“It’s a perfect partnership – someone who understands the production and someone who understands distribution - we get together and finance the whole thing ourselves.”

On one hand Cakarel is cautious: “if you get it wrong you could be losing a lot of money,” but on the other it has not stopped him from wanting to move the company even further up the content value chain.

The platform is about to embark on a new role as producer, by investing in two co-productions with Martin Scorsese’s production company Sikelia and Call Me by Your Name producer, RT Features. Both features are by first time filmmakers: Danielle Lessovitz’s Port Authority and Antoneta Alamat Kusijanovic’s Murina.

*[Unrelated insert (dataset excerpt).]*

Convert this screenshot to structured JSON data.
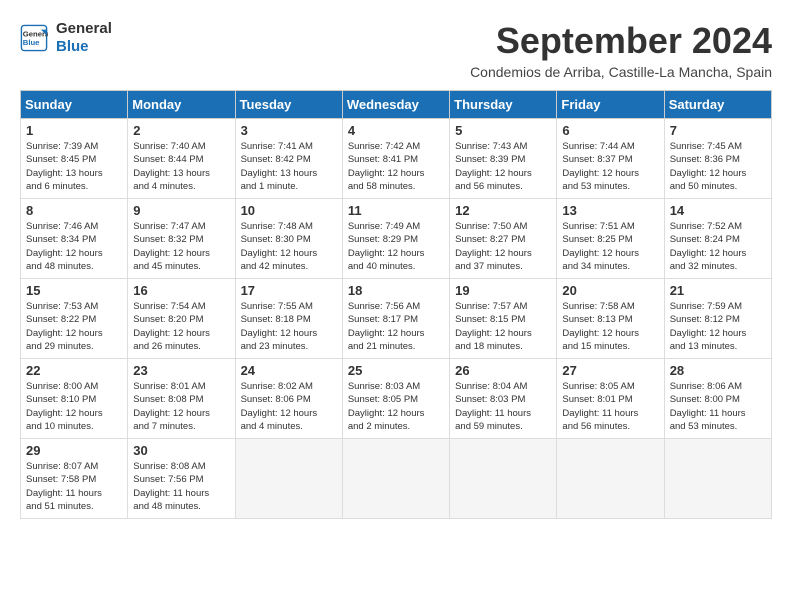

House of cards source netflix

House of Cards

Source: Netflix

“This is our House of Cards moment,” he says. “Call Me by Your Name was made for $4m and grossed $40m. If we can make these kinds of films available exclusively to our platform, we could really move the needle.”

Rather than having creative input into the films themselves, Cakarel views MUBI’s role as that of a marketer and a distributor.

“It’s a perfect partnership – someone who understands the production and someone who understands distribution - we get together and finance the whole thing ourselves.”

Distribution feeds into MUBI’s second challenge. “How do you build your brand and get people to watch your content without spending hundreds of millions of dollars?” he points out.

“The way most people are going to consume movies is either in cinemas or via subscription-based streaming services. Everything else in between is going to disappear”

To some extent MUBI has managed to achieve this organically, creating a community of film enthusiasts, which is rapidly developing into a robust social media platform for independent cinema where users watch, share and discuss films. However, this summer it launched its first major ad campaign in the UK and the US with a series of subway posters.

Another major initiative to launch this summer was a new cinema plan, MUBI Go, which rewards subscribers with free cinema access to one film selected by MUBI per month.

It’s the culmination of a year’s work, approaching all the major distributors and small independent cinema networks and partnering with them.

Cakarel is keen to distance the initiative from the ailing ticketing start up Movie Pass, which allowed subscribers pay a month fee to see an unlimited number of movies in most cinemas in the US.

“We don’t believe that Movie Pass is sustainable model - it doesn’t work for $9.99 a month while paying full price to the exhibitors for each ticket.

“But what we’re really good at is curating and programming so our members show up with their MUBI app, show their QR code and go and watch our selected film at any cinema in the UK.”

MUBI is also retaining its presence at film festivals, most recently in a rare partnership with the Cannes Film Festival as its exclusive online partner which saw the platform launch a retrospective of films that played during this year’s festival in May.

“Merging on and offline experiences now remains key for us,” he says. “It creates benefits for our members and we think the way most people are going to consume movies is either in cinemas or via subscription-based streaming services. Everything else in between is going to disappear.”

IBC2018 Efe Cakarel will be speaking in the panel session Dealing with disruption & competing with giants – Carving a niche with long term survivability as part of the Leaders’ Forum on Thursday 13 September.